Central to the Using Data Process is the Data Driven Dialogue, which offers a structured process to help data teams explore predictions and observations of data before attempting to explain it. This process includes four phases: predict; Go visual; observe; and infer/question.

Members continue to acquire new knowledge by learning about the concepts involved in the CI process, including the pyramid of data and the different types of data, trend data and high/low capacity data use.

The four competencies gained through this process, for CARE members, are data literacy and CI, content and pedagogical knowledge, cultural proficiency and leadership and facilitation strategies.

CARE members spend the first couple of hours analysing the sanctioned subject results data in three passes:
  • Pass 1 focuses on overall success rates,
  • Pass 2 on strand analysis (average marks and trends)
  • Pass 3 targets item analysis.
The overall outcome of part one is to highlight the success rates and average marks for the whole province and the nine individual school boards.
Members begin to write a descriptive report of the results from the above analysis in order to begin drafting the provincial portrait of how students are doing in the ministerial exams overall and across each school board.
Participants record which subjects student are most successful in and whether they have identified any trends in the results.  Following a discussion about common strengths and weaknesses observed through the data analysis, any patterns noted are detailed in the report.
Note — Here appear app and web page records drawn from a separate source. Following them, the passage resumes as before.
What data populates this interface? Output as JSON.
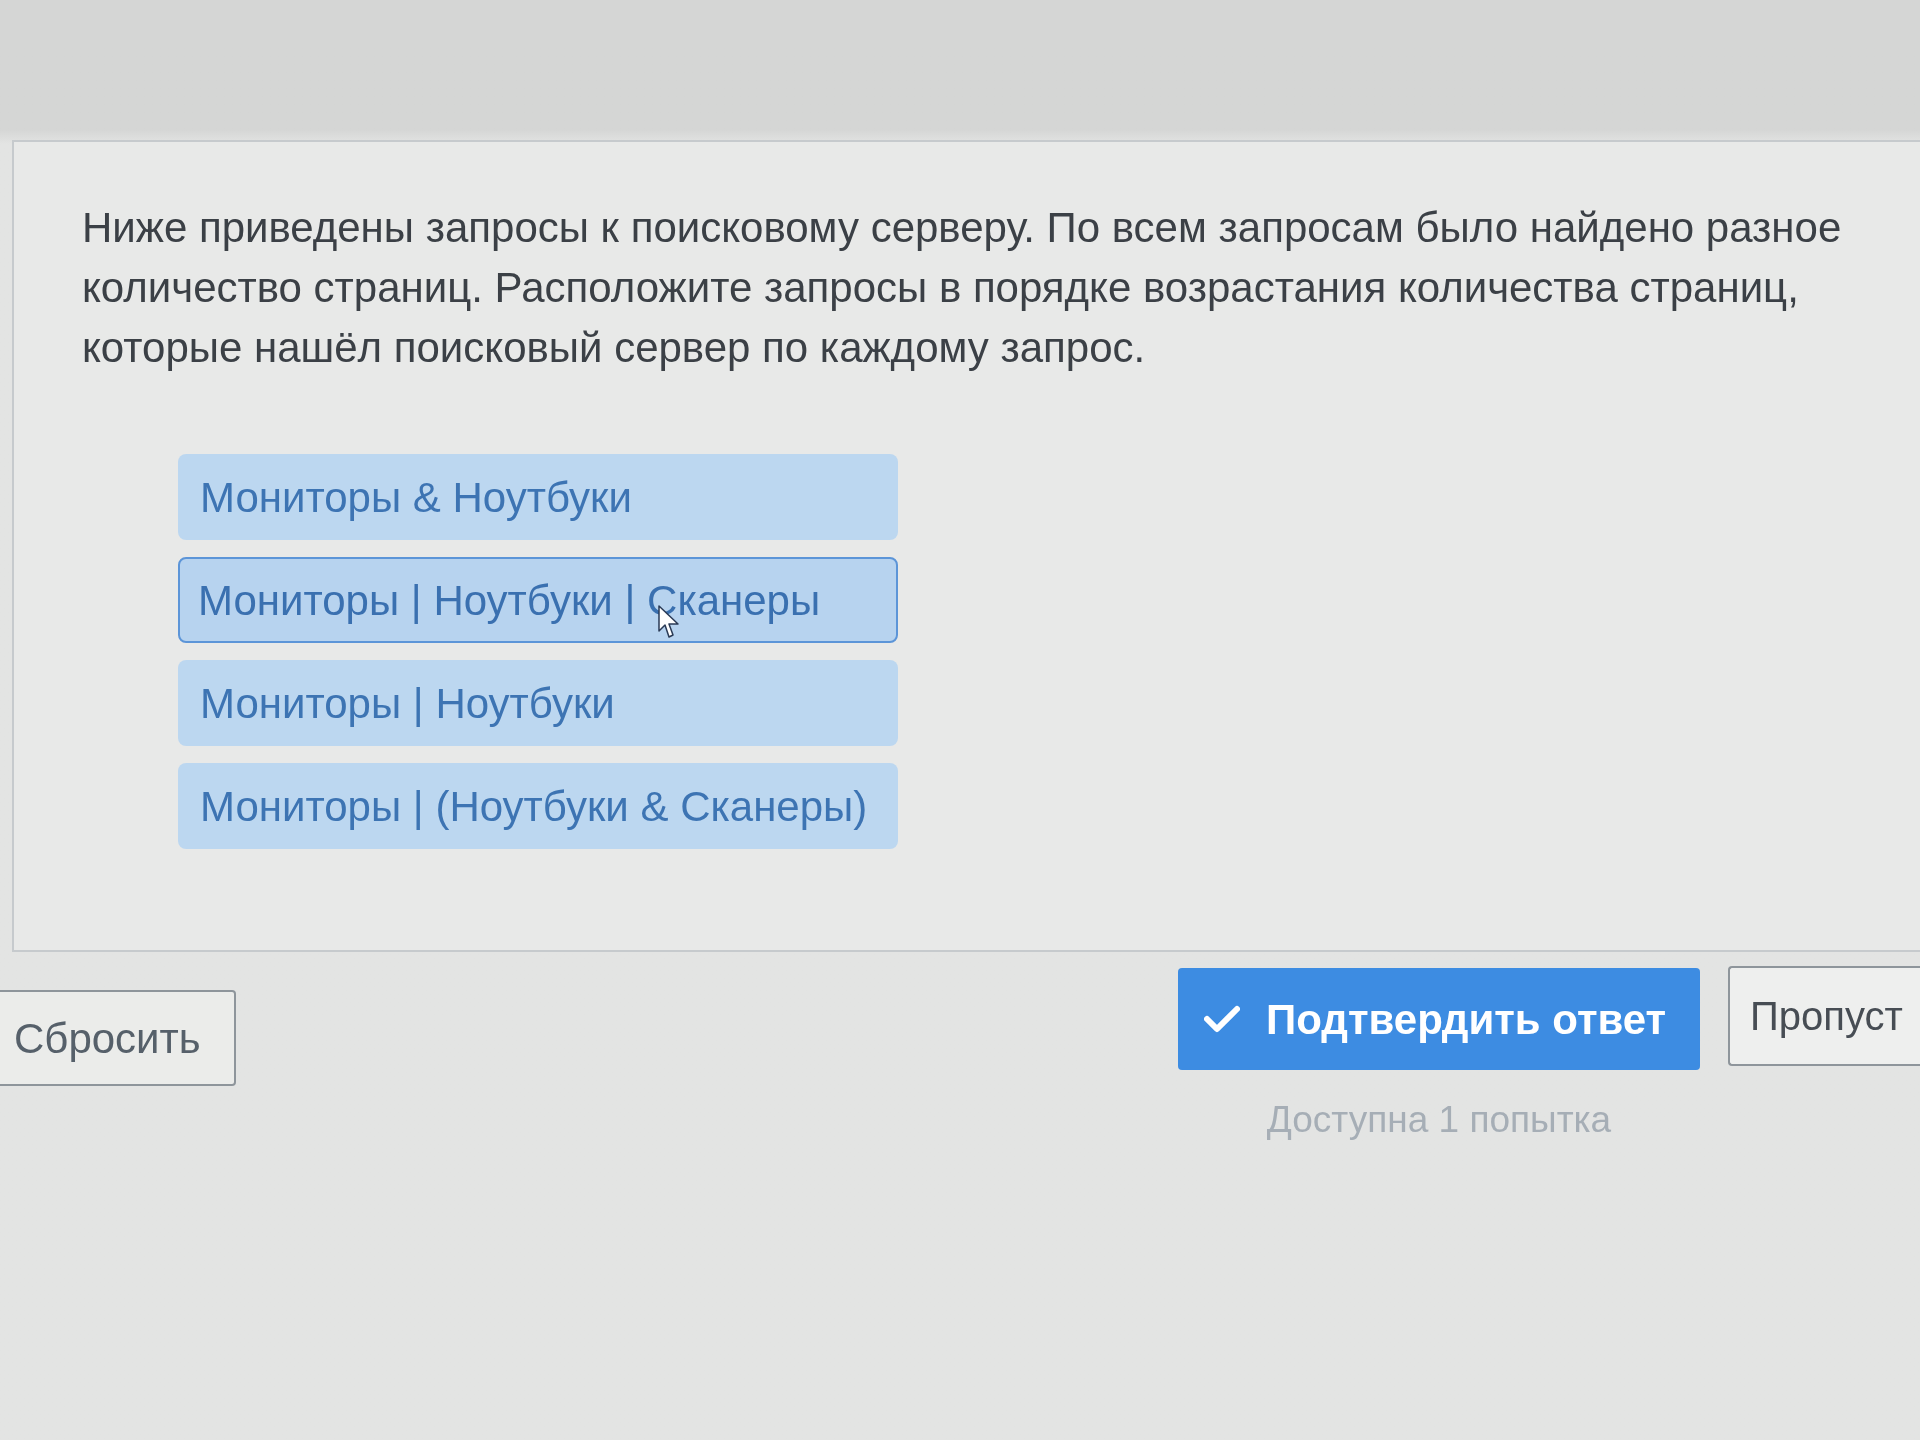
{
  "question": {
    "text": "Ниже приведены запросы к поисковому серверу. По всем запросам было найдено разное количество страниц. Расположите запросы в порядке возрастания количества страниц, которые нашёл поисковый сервер по каждому запрос."
  },
  "answer_items": [
    {
      "label": "Мониторы & Ноутбуки",
      "hovered": false
    },
    {
      "label": "Мониторы | Ноутбуки | Сканеры",
      "hovered": true
    },
    {
      "label": "Мониторы | Ноутбуки",
      "hovered": false
    },
    {
      "label": "Мониторы | (Ноутбуки & Сканеры)",
      "hovered": false
    }
  ],
  "buttons": [
    {
      "kind": "reset",
      "label": "Сбросить"
    },
    {
      "kind": "submit",
      "label": "Подтвердить ответ"
    },
    {
      "kind": "skip",
      "label": "Пропуст"
    }
  ],
  "attempts_note": "Доступна 1 попытка"
}
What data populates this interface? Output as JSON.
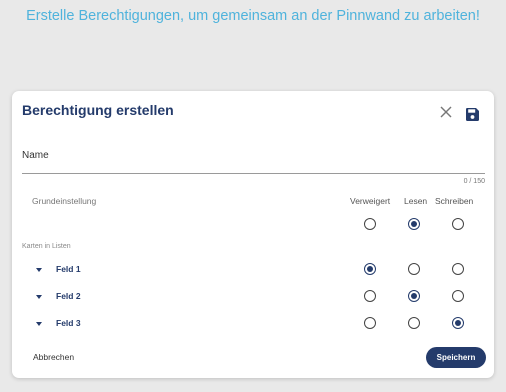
{
  "banner": "Erstelle Berechtigungen, um gemeinsam an der Pinnwand zu arbeiten!",
  "dialog": {
    "title": "Berechtigung erstellen",
    "close_icon": "close-icon",
    "save_icon": "floppy-disk-icon",
    "name_label": "Name",
    "name_value": "",
    "counter": "0 / 150",
    "columns": [
      "Verweigert",
      "Lesen",
      "Schreiben"
    ],
    "default_label": "Grundeinstellung",
    "default_selection": "Lesen",
    "section_label": "Karten in Listen",
    "rows": [
      {
        "label": "Feld 1",
        "selection": "Verweigert"
      },
      {
        "label": "Feld 2",
        "selection": "Lesen"
      },
      {
        "label": "Feld 3",
        "selection": "Schreiben"
      }
    ],
    "cancel_label": "Abbrechen",
    "save_label": "Speichern"
  },
  "colors": {
    "banner_text": "#4fb3dc",
    "accent": "#243b6b",
    "background": "#e9e9e9"
  }
}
The arising report is distributed to DEEN, subject sub-committees and to each of the represented school boards.
Using the outcomes of the data analysis again, CARE members draft student learning problems that would be worth exploring further with DEEN and the sub-committee.  These problems are used to make recommendations on which areas require a deeper focus.
The facilitator reviews with the members the possible causes of student learning problems (as detailed in Verifying Causes Tree diagram), with a view to identify the causes of each before putting in measures to rectify the problem and improve student results.
Together and with the data collected and analysed to date, CARE members draft a plan of action to take the results to DEEN and the sub-committees. Recommendations may be provided as to how the results should be discussed and analysed in respective groups. The action plan should include:
  • Further data analysis
  • Proposed roles and tasks
  • A timeline of tasks
  • A portrait of the rules
  • Details of identified student problems (and possible causes)
  • A strategy, including instructional design, for data analysis to be used with different audiences
  • Information gathering protocols for sub-committees
The learning problems, which were identified, are reviewed as a group in order to plan the next steps of digging deeper and finding solutions.
Looking ahead: Following analysis of the ministerial exams to provide a global provincial portrait of student success, the two subsequent data analysis workshops will focus on item analysis of the exam results and student perceptions. The item analysis workshop focuses on student performance on individual subject exams, digging into test items to analyse percentage of items answered correctly, distractor patterns, and details about frequently missed items. These results are recorded and a report is submitted to DEEN and other sub-committees for information and further action.

At the end of each workshop, members are asked to complete and hand in either exit cards or evaluation sheets, commenting on what was good and what they would change about the day, what they will take away with them and apply and what they hope to cover next time.